Voices of the Global South Need to Be Heard
Indian Prime Minister Narendra Modi hosted a two-day virtual “Voices of the Global South” summit Jan. 12-13, attended by 10 heads of state and government and 120 ministers and high-ranking officials from developing nations, to discuss the priorities that India intends to address during its presidency of the G20. The unmistakable message was that the old order is fading away and developing nations must play a vital role in shaping the new order that has already begun to emerge.
External Affairs Minister Subrahmanyam Jaishankar explained to participants that the summit had been organized as a platform in which developing nations can express their concerns and priorities. “We see clearly that the key concerns of the developing world are not being captured in its [the G20’s] debates and discussions…. The search for solutions does not give due weight to the needs and aspirations of the Global South. We therefore wanted to ensure that India’s G20 presidency gathers that voice, the perspectives, the priorities of the Global South and articulates that clearly in its debates.”

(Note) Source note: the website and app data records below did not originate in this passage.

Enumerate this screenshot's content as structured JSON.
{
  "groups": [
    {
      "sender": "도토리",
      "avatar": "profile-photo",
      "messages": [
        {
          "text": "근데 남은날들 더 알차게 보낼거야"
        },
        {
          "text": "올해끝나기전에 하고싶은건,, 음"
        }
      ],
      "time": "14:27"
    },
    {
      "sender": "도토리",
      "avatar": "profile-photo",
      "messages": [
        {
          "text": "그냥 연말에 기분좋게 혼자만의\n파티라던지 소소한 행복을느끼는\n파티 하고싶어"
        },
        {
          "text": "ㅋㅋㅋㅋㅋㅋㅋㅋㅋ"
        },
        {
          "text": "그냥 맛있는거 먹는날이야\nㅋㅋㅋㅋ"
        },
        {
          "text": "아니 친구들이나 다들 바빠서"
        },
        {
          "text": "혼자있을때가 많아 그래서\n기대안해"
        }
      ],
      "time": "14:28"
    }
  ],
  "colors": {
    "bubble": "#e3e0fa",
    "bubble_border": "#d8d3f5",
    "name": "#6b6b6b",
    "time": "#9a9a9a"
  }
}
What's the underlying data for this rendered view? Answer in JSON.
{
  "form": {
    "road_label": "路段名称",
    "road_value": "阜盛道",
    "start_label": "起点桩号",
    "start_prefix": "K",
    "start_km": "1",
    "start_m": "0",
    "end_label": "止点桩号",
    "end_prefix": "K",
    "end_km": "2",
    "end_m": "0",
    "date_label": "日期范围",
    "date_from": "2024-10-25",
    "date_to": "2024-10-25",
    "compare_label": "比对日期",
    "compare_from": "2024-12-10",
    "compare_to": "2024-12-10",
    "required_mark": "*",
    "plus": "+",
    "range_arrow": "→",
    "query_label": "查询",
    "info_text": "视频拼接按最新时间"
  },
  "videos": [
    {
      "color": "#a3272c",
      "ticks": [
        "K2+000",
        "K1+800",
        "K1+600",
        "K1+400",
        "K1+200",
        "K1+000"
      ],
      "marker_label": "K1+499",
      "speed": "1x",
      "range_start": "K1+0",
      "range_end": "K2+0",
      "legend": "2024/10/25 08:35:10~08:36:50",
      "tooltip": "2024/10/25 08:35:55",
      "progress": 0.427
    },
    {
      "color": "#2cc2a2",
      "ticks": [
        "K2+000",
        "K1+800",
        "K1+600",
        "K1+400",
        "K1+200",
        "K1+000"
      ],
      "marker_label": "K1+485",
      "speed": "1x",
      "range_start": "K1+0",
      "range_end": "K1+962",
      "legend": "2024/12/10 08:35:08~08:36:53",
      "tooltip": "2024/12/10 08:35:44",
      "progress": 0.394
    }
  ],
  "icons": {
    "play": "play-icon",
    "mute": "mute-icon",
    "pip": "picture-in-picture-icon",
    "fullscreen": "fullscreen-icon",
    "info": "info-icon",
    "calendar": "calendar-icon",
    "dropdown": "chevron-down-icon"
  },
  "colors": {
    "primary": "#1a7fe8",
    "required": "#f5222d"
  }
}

PM Modi, in an undisguised reference to the British Empire, recalled that “in the last century, we supported each other in our fight against foreign rule. We can do it again in this century to create a new world order that will ensure the welfare of our citizens.”
China-Africa Cooperation on the Rise. His first trip abroad in 2023 took China’s new Foreign Minister Qin Gang to five African nations, from Jan. 10 to 16: Ethiopia, Gabon, Angola, Benin and Egypt. He also held meetings with the head of the African Union in Addis Ababa and with the head of the Arab League at their headquarters in Cairo.
A highlight of the trip was the ceremony inaugurating the newly completed African Center for Disease Control and Prevention (CDC), built by the China Civil Engineering Construction Co., which will be wholly run and managed by the African Union (AU). Like the AU Conference Center, it is a landmark of China-Africa cooperation. In his remarks, Qin said that “today, our world, our times and history are changing in ways like never before. The collective rise of developing countries is irreversible.” China and Africa, he continued, should “oppose hegemony, bullying, highhandedness and racial discrimination, and jointly safeguard true multilateralism and promote greater democracy in international relations”.
Moreover, Qin Gang debunked the narrative that China has sunk African nations into a “debt trap,” noting that three-quarters of Africa’s debt is held by multilateral organizations.